The kernel_task is XNU's task object which abstracts the kernel itself. As a task object, it contains the ports used by the kernel: threads, virtual memory, exception and others. Unlike other task objects, however, it does not have a mapping to a BSD process. Thus, the corresponding PID for the kernel is PID 0.
The kernel_task is accessible by a variety of means in OS X's XNU. In iOS, however, Apple do their damnedest to keep anyone from obtaining the task port. This is because, given the kernel_task, various task APIs can be called to manipulate it. Chief amongst those would be virtual memory APIs (e.g. mach_vm_read and mach_vm_write) which compromise system security and allow various forms of injection. Whereas in OS X the processor set APIs can list all tasks, the same APIs in iOS leave out the kernel task.
Using /usr/libexec/stackshot (with the -i command line switch) it is possible to get a snapshot of all tasks on the system, including the kernel_task. Apple is well aware of this, which is likely why the daemon has disappeared from iOS 5. It is possible, however, to copy the iOS 4 daemon to an iOS 5 system, or simply compile stackshot from an open source file floating around the Internet. The output of the latter is similar to the following:
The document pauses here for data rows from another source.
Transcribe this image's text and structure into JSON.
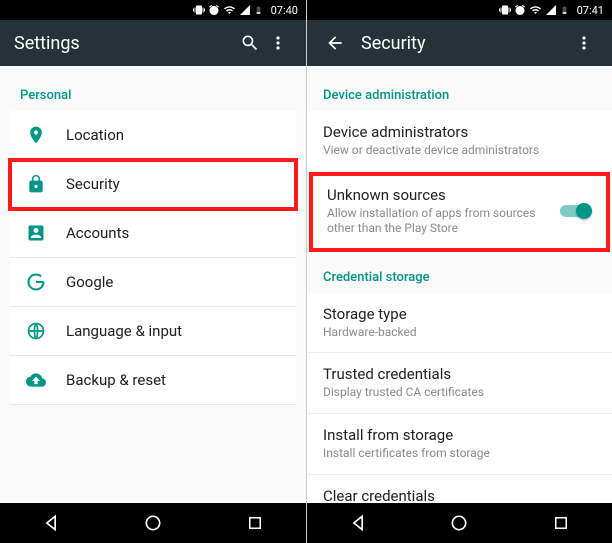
{
  "left": {
    "status_time": "07:40",
    "appbar_title": "Settings",
    "section_header": "Personal",
    "items": [
      {
        "label": "Location"
      },
      {
        "label": "Security"
      },
      {
        "label": "Accounts"
      },
      {
        "label": "Google"
      },
      {
        "label": "Language & input"
      },
      {
        "label": "Backup & reset"
      }
    ]
  },
  "right": {
    "status_time": "07:41",
    "appbar_title": "Security",
    "sections": {
      "device_admin": {
        "header": "Device administration",
        "items": [
          {
            "title": "Device administrators",
            "sub": "View or deactivate device administrators"
          },
          {
            "title": "Unknown sources",
            "sub": "Allow installation of apps from sources other than the Play Store"
          }
        ]
      },
      "credential": {
        "header": "Credential storage",
        "items": [
          {
            "title": "Storage type",
            "sub": "Hardware-backed"
          },
          {
            "title": "Trusted credentials",
            "sub": "Display trusted CA certificates"
          },
          {
            "title": "Install from storage",
            "sub": "Install certificates from storage"
          },
          {
            "title": "Clear credentials"
          }
        ]
      }
    }
  }
}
PID: 0 (kernel_task) Thread ID: 0x1 State: 9 - waiting Uninterruptible Continuation: 0x8005aa29 (vm_pageout_continue...) Thread ID: 0x2 State: 132 - running Idling processor Continuation: 0x800228d5 Thread ID: 0x3 State: 9 - waiting Uninterruptible Continuation: 0x8001f3f9 Thread ID: 0x4 State: 9 - waiting Uninterruptible Continuation: 0x80029c9d Thread ID: 0x5 State: 9 - waiting Uninterruptible Continuation: 0x80029e6d Thread ID: 0x6 State: 9 - waiting Uninterruptible Continuation: 0x8002c2c9 Thread ID: 0x7 State: 9 - waiting Uninterruptible Frames: 4 kernel 0 user Return Addr Frame Ptr 0x80021f61 0xc5a83f48 0x80021623 0xc5a83f70 0x8002eef1 0xc5a83fa8 0x8007b37c 0x0 ...